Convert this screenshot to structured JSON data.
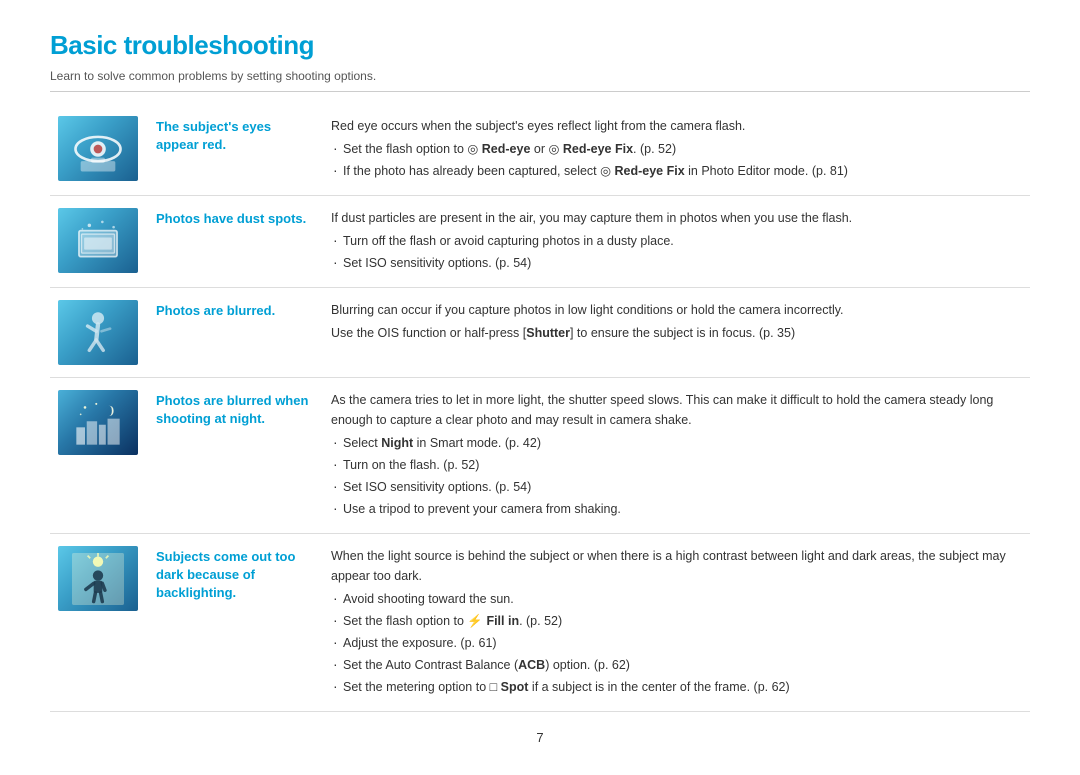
{
  "page": {
    "title": "Basic troubleshooting",
    "subtitle": "Learn to solve common problems by setting shooting options.",
    "page_number": "7"
  },
  "rows": [
    {
      "id": "red-eye",
      "problem_title": "The subject's eyes appear red.",
      "content_lines": [
        {
          "type": "text",
          "text": "Red eye occurs when the subject's eyes reflect light from the camera flash."
        },
        {
          "type": "bullet",
          "text": "Set the flash option to  Red-eye or  Red-eye Fix. (p. 52)"
        },
        {
          "type": "bullet",
          "text": "If the photo has already been captured, select  Red-eye Fix in Photo Editor mode. (p. 81)"
        }
      ]
    },
    {
      "id": "dust",
      "problem_title": "Photos have dust spots.",
      "content_lines": [
        {
          "type": "text",
          "text": "If dust particles are present in the air, you may capture them in photos when you use the flash."
        },
        {
          "type": "bullet",
          "text": "Turn off the flash or avoid capturing photos in a dusty place."
        },
        {
          "type": "bullet",
          "text": "Set ISO sensitivity options. (p. 54)"
        }
      ]
    },
    {
      "id": "blurred",
      "problem_title": "Photos are blurred.",
      "content_lines": [
        {
          "type": "text",
          "text": "Blurring can occur if you capture photos in low light conditions or hold the camera incorrectly."
        },
        {
          "type": "text",
          "text": "Use the OIS function or half-press [Shutter] to ensure the subject is in focus. (p. 35)"
        }
      ]
    },
    {
      "id": "night",
      "problem_title": "Photos are blurred when shooting at night.",
      "content_lines": [
        {
          "type": "text",
          "text": "As the camera tries to let in more light, the shutter speed slows. This can make it difficult to hold the camera steady long enough to capture a clear photo and may result in camera shake."
        },
        {
          "type": "bullet",
          "text": "Select Night in Smart mode. (p. 42)"
        },
        {
          "type": "bullet",
          "text": "Turn on the flash. (p. 52)"
        },
        {
          "type": "bullet",
          "text": "Set ISO sensitivity options. (p. 54)"
        },
        {
          "type": "bullet",
          "text": "Use a tripod to prevent your camera from shaking."
        }
      ]
    },
    {
      "id": "backlight",
      "problem_title": "Subjects come out too dark because of backlighting.",
      "content_lines": [
        {
          "type": "text",
          "text": "When the light source is behind the subject or when there is a high contrast between light and dark areas, the subject may appear too dark."
        },
        {
          "type": "bullet",
          "text": "Avoid shooting toward the sun."
        },
        {
          "type": "bullet",
          "text": "Set the flash option to  Fill in. (p. 52)"
        },
        {
          "type": "bullet",
          "text": "Adjust the exposure. (p. 61)"
        },
        {
          "type": "bullet",
          "text": "Set the Auto Contrast Balance (ACB) option. (p. 62)"
        },
        {
          "type": "bullet",
          "text": "Set the metering option to  Spot if a subject is in the center of the frame. (p. 62)"
        }
      ]
    }
  ]
}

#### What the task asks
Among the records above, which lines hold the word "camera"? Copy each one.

#### Task response
          "text": "Red eye occurs when the subject's eyes reflect light from the camera flash."
          "text": "Blurring can occur if you capture photos in low light conditions or hold the camera incorrectly."
          "text": "As the camera tries to let in more light, the shutter speed slows. This can make it difficult to hold the camera steady long enough to capture a clear photo and may result in camera shake."
          "text": "Use a tripod to prevent your camera from shaking."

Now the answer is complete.